THE VILLAGE RESORT
Any time we went somewhere, the 11 of us (Mom, Dad, me, John, Michelle, Ari and Lexi, Paul, Jasmah, Chuck and Tim) piled into a giant white van, Scooby-Doo style, with Elmer at the helm. Elmer (as in Gantry or Fudd, depending on your maturity level) was a friend of Jasmah’s, our chauffeur, and a most exquisite guide, not least because he tolerated toting around a throng of sweaty, silly Fiores for more than a week.
Jasmah’s village, Tuaran, is a 45-minute ride into the hills of Sabah, Malaysia, through fields and clusters of rustic houses. There are a ton of dogs, several tiny, mangy, short-tailed cats, and the occasional water buffalo. As we passed a few, I wondered if we were to eat one of his cousins some upcoming evening. As you will hear later, everyone in Tuaran is a cousin. I had trouble keeping my mitts off the kitties, but between my promise to my travel doctor, my desire to avoid rabies, and the obvious eye infection that the first two cats I encountered were sporting, I managed to resist. This is not to say I didn’t contort to jut my head under the table and squeal every time I heard a meow. I meowed in return. This is the second time I meowed in public on this trip.
Our first dinner was a bit of an adventure. By the time we got there, the buffet was nearly gone (I think Paul was the only one who ventured that for his meal), so most of us got roti, which is like Indian naan, but filled with whatever you like. I got vegetable and egg. I asked for cheese, but they didn’t have any. Another reason Asians aren’t fat. I also tried coconut milk for the first time. And last time.
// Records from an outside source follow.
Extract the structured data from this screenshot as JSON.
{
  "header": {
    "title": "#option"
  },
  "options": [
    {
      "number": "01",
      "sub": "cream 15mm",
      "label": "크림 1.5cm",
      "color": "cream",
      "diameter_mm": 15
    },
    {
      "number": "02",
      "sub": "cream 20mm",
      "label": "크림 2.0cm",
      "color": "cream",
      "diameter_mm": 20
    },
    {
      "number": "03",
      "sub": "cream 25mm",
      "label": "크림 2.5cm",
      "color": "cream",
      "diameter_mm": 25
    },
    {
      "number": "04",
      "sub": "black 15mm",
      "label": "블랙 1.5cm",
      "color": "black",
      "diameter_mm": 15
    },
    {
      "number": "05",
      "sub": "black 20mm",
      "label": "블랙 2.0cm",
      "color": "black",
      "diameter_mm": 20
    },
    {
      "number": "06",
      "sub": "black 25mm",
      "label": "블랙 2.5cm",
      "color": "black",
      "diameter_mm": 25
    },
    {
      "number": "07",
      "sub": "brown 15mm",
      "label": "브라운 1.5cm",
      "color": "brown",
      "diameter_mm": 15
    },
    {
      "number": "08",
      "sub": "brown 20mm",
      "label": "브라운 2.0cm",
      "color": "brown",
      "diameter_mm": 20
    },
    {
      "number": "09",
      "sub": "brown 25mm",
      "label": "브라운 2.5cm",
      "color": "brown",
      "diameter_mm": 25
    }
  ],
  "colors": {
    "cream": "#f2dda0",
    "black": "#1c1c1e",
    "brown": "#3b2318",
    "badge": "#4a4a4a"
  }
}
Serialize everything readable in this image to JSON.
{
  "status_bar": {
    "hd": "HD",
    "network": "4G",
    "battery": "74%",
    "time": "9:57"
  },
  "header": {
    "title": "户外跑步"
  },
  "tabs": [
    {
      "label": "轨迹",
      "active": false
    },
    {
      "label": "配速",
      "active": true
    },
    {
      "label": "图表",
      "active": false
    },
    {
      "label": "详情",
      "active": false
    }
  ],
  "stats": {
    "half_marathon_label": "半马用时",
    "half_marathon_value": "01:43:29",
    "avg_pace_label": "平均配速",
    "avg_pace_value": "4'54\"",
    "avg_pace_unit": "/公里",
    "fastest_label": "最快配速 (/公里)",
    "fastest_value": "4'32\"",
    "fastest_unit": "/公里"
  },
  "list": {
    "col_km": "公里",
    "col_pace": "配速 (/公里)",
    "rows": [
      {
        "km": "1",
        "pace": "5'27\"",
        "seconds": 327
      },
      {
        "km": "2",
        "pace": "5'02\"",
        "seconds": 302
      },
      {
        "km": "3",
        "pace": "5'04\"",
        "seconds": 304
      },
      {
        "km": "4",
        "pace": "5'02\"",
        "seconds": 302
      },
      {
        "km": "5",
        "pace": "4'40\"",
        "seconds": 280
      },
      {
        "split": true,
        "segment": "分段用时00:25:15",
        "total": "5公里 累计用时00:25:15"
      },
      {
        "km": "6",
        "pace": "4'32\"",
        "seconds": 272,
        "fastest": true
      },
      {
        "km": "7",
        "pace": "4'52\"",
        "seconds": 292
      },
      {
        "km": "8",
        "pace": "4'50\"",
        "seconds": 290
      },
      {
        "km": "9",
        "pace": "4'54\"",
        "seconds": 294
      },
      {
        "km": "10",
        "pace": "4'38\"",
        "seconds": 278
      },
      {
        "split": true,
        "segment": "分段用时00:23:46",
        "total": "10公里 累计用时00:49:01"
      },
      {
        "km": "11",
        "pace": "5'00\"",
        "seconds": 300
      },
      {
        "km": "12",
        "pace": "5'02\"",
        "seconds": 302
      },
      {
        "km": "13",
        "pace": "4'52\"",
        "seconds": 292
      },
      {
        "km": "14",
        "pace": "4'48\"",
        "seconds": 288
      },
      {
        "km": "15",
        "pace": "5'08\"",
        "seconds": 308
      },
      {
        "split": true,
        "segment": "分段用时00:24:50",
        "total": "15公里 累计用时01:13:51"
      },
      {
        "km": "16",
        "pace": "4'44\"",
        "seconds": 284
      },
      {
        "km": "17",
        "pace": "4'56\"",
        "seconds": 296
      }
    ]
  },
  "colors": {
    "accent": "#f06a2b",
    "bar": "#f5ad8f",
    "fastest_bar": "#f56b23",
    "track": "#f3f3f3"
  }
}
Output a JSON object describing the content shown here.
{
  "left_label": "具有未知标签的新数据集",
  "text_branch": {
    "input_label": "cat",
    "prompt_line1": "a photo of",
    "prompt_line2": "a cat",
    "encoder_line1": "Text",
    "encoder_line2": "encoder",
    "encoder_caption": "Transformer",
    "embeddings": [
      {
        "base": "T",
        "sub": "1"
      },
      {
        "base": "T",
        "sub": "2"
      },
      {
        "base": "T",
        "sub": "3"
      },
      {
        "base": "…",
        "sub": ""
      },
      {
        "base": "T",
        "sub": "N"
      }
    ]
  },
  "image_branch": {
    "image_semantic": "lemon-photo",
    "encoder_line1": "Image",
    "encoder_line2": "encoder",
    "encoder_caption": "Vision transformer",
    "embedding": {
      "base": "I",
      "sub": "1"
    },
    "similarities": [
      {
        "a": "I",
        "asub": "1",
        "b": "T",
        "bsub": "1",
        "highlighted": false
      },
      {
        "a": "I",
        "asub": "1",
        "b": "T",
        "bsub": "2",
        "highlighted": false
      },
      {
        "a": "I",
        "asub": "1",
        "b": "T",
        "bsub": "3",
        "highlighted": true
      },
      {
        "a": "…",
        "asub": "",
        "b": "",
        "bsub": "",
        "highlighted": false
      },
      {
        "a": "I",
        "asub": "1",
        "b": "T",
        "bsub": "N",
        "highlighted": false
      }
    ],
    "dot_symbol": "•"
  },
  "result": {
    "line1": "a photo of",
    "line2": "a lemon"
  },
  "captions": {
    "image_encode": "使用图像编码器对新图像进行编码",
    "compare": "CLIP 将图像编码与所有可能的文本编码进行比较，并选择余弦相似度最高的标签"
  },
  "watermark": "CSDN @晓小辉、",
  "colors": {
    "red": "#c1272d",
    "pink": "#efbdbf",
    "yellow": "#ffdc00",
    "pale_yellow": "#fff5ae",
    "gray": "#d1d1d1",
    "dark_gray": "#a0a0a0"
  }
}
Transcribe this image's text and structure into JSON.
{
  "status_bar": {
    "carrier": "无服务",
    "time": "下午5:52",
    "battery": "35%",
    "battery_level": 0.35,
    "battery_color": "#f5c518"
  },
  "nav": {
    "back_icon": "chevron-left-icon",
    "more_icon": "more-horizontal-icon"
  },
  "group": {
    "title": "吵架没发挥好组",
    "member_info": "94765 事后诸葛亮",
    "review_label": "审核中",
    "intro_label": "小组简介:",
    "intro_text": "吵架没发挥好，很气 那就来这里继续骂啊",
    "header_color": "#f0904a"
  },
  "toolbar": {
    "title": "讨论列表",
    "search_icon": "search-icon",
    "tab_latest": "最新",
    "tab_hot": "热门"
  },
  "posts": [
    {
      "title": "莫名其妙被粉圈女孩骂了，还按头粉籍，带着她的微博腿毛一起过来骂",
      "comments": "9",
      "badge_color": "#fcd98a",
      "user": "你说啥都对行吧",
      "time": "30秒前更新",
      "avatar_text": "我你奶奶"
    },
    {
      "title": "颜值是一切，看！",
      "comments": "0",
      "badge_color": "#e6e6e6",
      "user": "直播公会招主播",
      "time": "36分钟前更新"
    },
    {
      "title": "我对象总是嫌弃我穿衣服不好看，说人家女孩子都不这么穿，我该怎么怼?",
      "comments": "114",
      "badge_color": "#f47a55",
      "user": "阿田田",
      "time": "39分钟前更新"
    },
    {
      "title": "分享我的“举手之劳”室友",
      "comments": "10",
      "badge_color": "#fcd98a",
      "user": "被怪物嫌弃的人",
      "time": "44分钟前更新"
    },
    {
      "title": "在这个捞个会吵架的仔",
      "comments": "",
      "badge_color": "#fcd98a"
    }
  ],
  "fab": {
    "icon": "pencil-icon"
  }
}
I love coconut milk—the stuff that adds 1,000 calories to any Thai meal, but the water tasted a bit, well, wrong.
The resort where the civil wedding took place could rival any in a posh city, with multiple pools and a water slide that everyone under 50 in our group repeatedly enjoyed (the civil wedding was Saturday, but we all returned Monday to enjoy the resort for the day). Those of us over 90 pounds had to shoot out stiff, like the nut jobs that fire themselves from cannons. Otherwise you got a tailbone full of pool cement, as the pool was only about 4 feet deep there. They also had golfball-sized scoops of ice cream for $3. Another reason Asians aren’t fat. The ice cream by my apartment has a sign that reads, “SINGLE SCOOP (two scoops); DOUBLE SCOOP (three scoops).” The Asian scoop is the size of the taster spoon you get in America. This is why their “large” tee shirts cut off my circulation (I’m an American size 2 petite) and their “smalls” are the size of mittens.
My next post will be about the village and resort weddings. I’d post about it now, but my journal is in my new apartment, which I have yet to move into. I’m currently enjoying free dinners by Mom and dish-washing by Dad, who often insists on pulling my sofa bed out because of me achin’ back. I make toast, and by the time I turn around to put the jelly back in the fridge, Mom has already washed my knife, put it in the dishwasher, and cleaned the counter. Actually, I could get used to this.